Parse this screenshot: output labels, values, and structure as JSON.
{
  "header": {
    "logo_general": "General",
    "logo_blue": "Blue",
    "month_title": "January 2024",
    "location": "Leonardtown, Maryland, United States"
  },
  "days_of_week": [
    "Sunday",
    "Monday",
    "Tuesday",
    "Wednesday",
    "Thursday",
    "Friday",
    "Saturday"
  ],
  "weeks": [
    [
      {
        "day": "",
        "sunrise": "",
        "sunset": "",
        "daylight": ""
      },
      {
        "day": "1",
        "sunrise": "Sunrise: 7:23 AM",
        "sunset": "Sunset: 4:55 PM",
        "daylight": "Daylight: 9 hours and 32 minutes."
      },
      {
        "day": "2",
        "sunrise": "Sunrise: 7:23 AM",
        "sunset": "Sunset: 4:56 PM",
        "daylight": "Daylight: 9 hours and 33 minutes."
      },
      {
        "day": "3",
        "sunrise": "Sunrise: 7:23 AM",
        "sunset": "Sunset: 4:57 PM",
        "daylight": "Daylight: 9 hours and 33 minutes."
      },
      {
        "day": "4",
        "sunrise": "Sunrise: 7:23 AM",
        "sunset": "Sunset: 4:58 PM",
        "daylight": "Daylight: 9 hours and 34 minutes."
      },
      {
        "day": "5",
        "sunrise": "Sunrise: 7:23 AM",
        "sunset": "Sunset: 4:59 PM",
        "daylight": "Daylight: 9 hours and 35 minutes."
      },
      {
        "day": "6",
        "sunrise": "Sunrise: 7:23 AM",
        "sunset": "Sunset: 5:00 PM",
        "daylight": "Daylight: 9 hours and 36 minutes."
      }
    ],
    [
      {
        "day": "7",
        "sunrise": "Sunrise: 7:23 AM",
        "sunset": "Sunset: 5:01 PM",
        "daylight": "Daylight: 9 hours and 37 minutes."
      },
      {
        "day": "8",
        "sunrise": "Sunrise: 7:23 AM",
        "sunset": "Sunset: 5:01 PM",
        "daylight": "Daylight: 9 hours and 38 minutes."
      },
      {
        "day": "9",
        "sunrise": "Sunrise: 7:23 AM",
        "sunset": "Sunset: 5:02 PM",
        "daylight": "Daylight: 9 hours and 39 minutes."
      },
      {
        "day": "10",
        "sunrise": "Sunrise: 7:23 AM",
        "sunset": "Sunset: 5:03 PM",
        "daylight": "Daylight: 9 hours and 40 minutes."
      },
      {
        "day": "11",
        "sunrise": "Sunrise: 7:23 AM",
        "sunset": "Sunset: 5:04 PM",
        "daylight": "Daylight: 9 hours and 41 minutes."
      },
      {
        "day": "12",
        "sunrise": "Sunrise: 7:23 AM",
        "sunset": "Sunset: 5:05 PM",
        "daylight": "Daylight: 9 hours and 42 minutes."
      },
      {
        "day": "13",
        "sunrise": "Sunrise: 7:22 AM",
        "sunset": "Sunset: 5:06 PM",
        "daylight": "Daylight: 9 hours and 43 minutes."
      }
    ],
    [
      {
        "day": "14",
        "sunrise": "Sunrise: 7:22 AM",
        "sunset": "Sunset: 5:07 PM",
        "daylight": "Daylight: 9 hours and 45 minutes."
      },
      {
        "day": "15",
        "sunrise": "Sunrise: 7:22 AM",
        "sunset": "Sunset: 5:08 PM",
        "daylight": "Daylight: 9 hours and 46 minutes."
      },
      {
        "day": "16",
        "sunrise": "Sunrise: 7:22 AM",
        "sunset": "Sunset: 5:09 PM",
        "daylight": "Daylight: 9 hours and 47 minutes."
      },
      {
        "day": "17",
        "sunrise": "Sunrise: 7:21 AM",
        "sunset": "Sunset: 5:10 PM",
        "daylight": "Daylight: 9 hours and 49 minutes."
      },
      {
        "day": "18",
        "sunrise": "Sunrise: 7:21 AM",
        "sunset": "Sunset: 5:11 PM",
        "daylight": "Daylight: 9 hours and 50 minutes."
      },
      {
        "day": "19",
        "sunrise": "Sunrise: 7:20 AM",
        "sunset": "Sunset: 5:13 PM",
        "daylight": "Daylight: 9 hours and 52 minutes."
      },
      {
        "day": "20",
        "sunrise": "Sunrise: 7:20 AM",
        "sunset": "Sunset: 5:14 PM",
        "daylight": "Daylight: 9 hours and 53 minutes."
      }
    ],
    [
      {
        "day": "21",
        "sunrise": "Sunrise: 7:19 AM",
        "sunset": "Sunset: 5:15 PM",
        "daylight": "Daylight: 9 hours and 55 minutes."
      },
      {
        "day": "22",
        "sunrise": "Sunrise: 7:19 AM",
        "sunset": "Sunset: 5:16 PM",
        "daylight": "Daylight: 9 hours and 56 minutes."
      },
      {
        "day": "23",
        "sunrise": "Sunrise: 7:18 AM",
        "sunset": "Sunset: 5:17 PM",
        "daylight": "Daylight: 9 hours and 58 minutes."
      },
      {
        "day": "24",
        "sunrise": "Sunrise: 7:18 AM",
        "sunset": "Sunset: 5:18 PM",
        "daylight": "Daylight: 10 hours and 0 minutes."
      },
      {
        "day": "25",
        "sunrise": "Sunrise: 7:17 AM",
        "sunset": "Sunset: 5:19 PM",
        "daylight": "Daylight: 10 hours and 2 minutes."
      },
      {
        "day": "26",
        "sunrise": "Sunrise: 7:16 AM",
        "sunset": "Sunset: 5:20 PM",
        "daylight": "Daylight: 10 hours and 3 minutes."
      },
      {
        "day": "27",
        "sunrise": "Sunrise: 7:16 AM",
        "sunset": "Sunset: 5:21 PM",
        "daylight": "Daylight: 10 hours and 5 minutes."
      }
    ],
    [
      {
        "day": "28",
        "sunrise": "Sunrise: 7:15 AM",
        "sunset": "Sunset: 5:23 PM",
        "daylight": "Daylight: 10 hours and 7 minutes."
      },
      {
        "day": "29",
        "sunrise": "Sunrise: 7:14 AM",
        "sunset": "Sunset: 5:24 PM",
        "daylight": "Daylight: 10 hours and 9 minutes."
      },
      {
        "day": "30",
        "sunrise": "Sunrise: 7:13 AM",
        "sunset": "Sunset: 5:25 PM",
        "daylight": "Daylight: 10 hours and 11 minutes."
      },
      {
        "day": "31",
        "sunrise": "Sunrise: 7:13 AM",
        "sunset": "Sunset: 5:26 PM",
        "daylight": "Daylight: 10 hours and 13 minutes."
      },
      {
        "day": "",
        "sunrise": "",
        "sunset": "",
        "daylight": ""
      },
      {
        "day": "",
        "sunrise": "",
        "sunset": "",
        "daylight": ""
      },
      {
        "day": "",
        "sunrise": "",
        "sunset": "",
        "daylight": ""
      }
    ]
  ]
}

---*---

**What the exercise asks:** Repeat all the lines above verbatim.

**Written answer:**
Parse this screenshot: output labels, values, and structure as JSON.
{
  "header": {
    "logo_general": "General",
    "logo_blue": "Blue",
    "month_title": "January 2024",
    "location": "Leonardtown, Maryland, United States"
  },
  "days_of_week": [
    "Sunday",
    "Monday",
    "Tuesday",
    "Wednesday",
    "Thursday",
    "Friday",
    "Saturday"
  ],
  "weeks": [
    [
      {
        "day": "",
        "sunrise": "",
        "sunset": "",
        "daylight": ""
      },
      {
        "day": "1",
        "sunrise": "Sunrise: 7:23 AM",
        "sunset": "Sunset: 4:55 PM",
        "daylight": "Daylight: 9 hours and 32 minutes."
      },
      {
        "day": "2",
        "sunrise": "Sunrise: 7:23 AM",
        "sunset": "Sunset: 4:56 PM",
        "daylight": "Daylight: 9 hours and 33 minutes."
      },
      {
        "day": "3",
        "sunrise": "Sunrise: 7:23 AM",
        "sunset": "Sunset: 4:57 PM",
        "daylight": "Daylight: 9 hours and 33 minutes."
      },
      {
        "day": "4",
        "sunrise": "Sunrise: 7:23 AM",
        "sunset": "Sunset: 4:58 PM",
        "daylight": "Daylight: 9 hours and 34 minutes."
      },
      {
        "day": "5",
        "sunrise": "Sunrise: 7:23 AM",
        "sunset": "Sunset: 4:59 PM",
        "daylight": "Daylight: 9 hours and 35 minutes."
      },
      {
        "day": "6",
        "sunrise": "Sunrise: 7:23 AM",
        "sunset": "Sunset: 5:00 PM",
        "daylight": "Daylight: 9 hours and 36 minutes."
      }
    ],
    [
      {
        "day": "7",
        "sunrise": "Sunrise: 7:23 AM",
        "sunset": "Sunset: 5:01 PM",
        "daylight": "Daylight: 9 hours and 37 minutes."
      },
      {
        "day": "8",
        "sunrise": "Sunrise: 7:23 AM",
        "sunset": "Sunset: 5:01 PM",
        "daylight": "Daylight: 9 hours and 38 minutes."
      },
      {
        "day": "9",
        "sunrise": "Sunrise: 7:23 AM",
        "sunset": "Sunset: 5:02 PM",
        "daylight": "Daylight: 9 hours and 39 minutes."
      },
      {
        "day": "10",
        "sunrise": "Sunrise: 7:23 AM",
        "sunset": "Sunset: 5:03 PM",
        "daylight": "Daylight: 9 hours and 40 minutes."
      },
      {
        "day": "11",
        "sunrise": "Sunrise: 7:23 AM",
        "sunset": "Sunset: 5:04 PM",
        "daylight": "Daylight: 9 hours and 41 minutes."
      },
      {
        "day": "12",
        "sunrise": "Sunrise: 7:23 AM",
        "sunset": "Sunset: 5:05 PM",
        "daylight": "Daylight: 9 hours and 42 minutes."
      },
      {
        "day": "13",
        "sunrise": "Sunrise: 7:22 AM",
        "sunset": "Sunset: 5:06 PM",
        "daylight": "Daylight: 9 hours and 43 minutes."
      }
    ],
    [
      {
        "day": "14",
        "sunrise": "Sunrise: 7:22 AM",
        "sunset": "Sunset: 5:07 PM",
        "daylight": "Daylight: 9 hours and 45 minutes."
      },
      {
        "day": "15",
        "sunrise": "Sunrise: 7:22 AM",
        "sunset": "Sunset: 5:08 PM",
        "daylight": "Daylight: 9 hours and 46 minutes."
      },
      {
        "day": "16",
        "sunrise": "Sunrise: 7:22 AM",
        "sunset": "Sunset: 5:09 PM",
        "daylight": "Daylight: 9 hours and 47 minutes."
      },
      {
        "day": "17",
        "sunrise": "Sunrise: 7:21 AM",
        "sunset": "Sunset: 5:10 PM",
        "daylight": "Daylight: 9 hours and 49 minutes."
      },
      {
        "day": "18",
        "sunrise": "Sunrise: 7:21 AM",
        "sunset": "Sunset: 5:11 PM",
        "daylight": "Daylight: 9 hours and 50 minutes."
      },
      {
        "day": "19",
        "sunrise": "Sunrise: 7:20 AM",
        "sunset": "Sunset: 5:13 PM",
        "daylight": "Daylight: 9 hours and 52 minutes."
      },
      {
        "day": "20",
        "sunrise": "Sunrise: 7:20 AM",
        "sunset": "Sunset: 5:14 PM",
        "daylight": "Daylight: 9 hours and 53 minutes."
      }
    ],
    [
      {
        "day": "21",
        "sunrise": "Sunrise: 7:19 AM",
        "sunset": "Sunset: 5:15 PM",
        "daylight": "Daylight: 9 hours and 55 minutes."
      },
      {
        "day": "22",
        "sunrise": "Sunrise: 7:19 AM",
        "sunset": "Sunset: 5:16 PM",
        "daylight": "Daylight: 9 hours and 56 minutes."
      },
      {
        "day": "23",
        "sunrise": "Sunrise: 7:18 AM",
        "sunset": "Sunset: 5:17 PM",
        "daylight": "Daylight: 9 hours and 58 minutes."
      },
      {
        "day": "24",
        "sunrise": "Sunrise: 7:18 AM",
        "sunset": "Sunset: 5:18 PM",
        "daylight": "Daylight: 10 hours and 0 minutes."
      },
      {
        "day": "25",
        "sunrise": "Sunrise: 7:17 AM",
        "sunset": "Sunset: 5:19 PM",
        "daylight": "Daylight: 10 hours and 2 minutes."
      },
      {
        "day": "26",
        "sunrise": "Sunrise: 7:16 AM",
        "sunset": "Sunset: 5:20 PM",
        "daylight": "Daylight: 10 hours and 3 minutes."
      },
      {
        "day": "27",
        "sunrise": "Sunrise: 7:16 AM",
        "sunset": "Sunset: 5:21 PM",
        "daylight": "Daylight: 10 hours and 5 minutes."
      }
    ],
    [
      {
        "day": "28",
        "sunrise": "Sunrise: 7:15 AM",
        "sunset": "Sunset: 5:23 PM",
        "daylight": "Daylight: 10 hours and 7 minutes."
      },
      {
        "day": "29",
        "sunrise": "Sunrise: 7:14 AM",
        "sunset": "Sunset: 5:24 PM",
        "daylight": "Daylight: 10 hours and 9 minutes."
      },
      {
        "day": "30",
        "sunrise": "Sunrise: 7:13 AM",
        "sunset": "Sunset: 5:25 PM",
        "daylight": "Daylight: 10 hours and 11 minutes."
      },
      {
        "day": "31",
        "sunrise": "Sunrise: 7:13 AM",
        "sunset": "Sunset: 5:26 PM",
        "daylight": "Daylight: 10 hours and 13 minutes."
      },
      {
        "day": "",
        "sunrise": "",
        "sunset": "",
        "daylight": ""
      },
      {
        "day": "",
        "sunrise": "",
        "sunset": "",
        "daylight": ""
      },
      {
        "day": "",
        "sunrise": "",
        "sunset": "",
        "daylight": ""
      }
    ]
  ]
}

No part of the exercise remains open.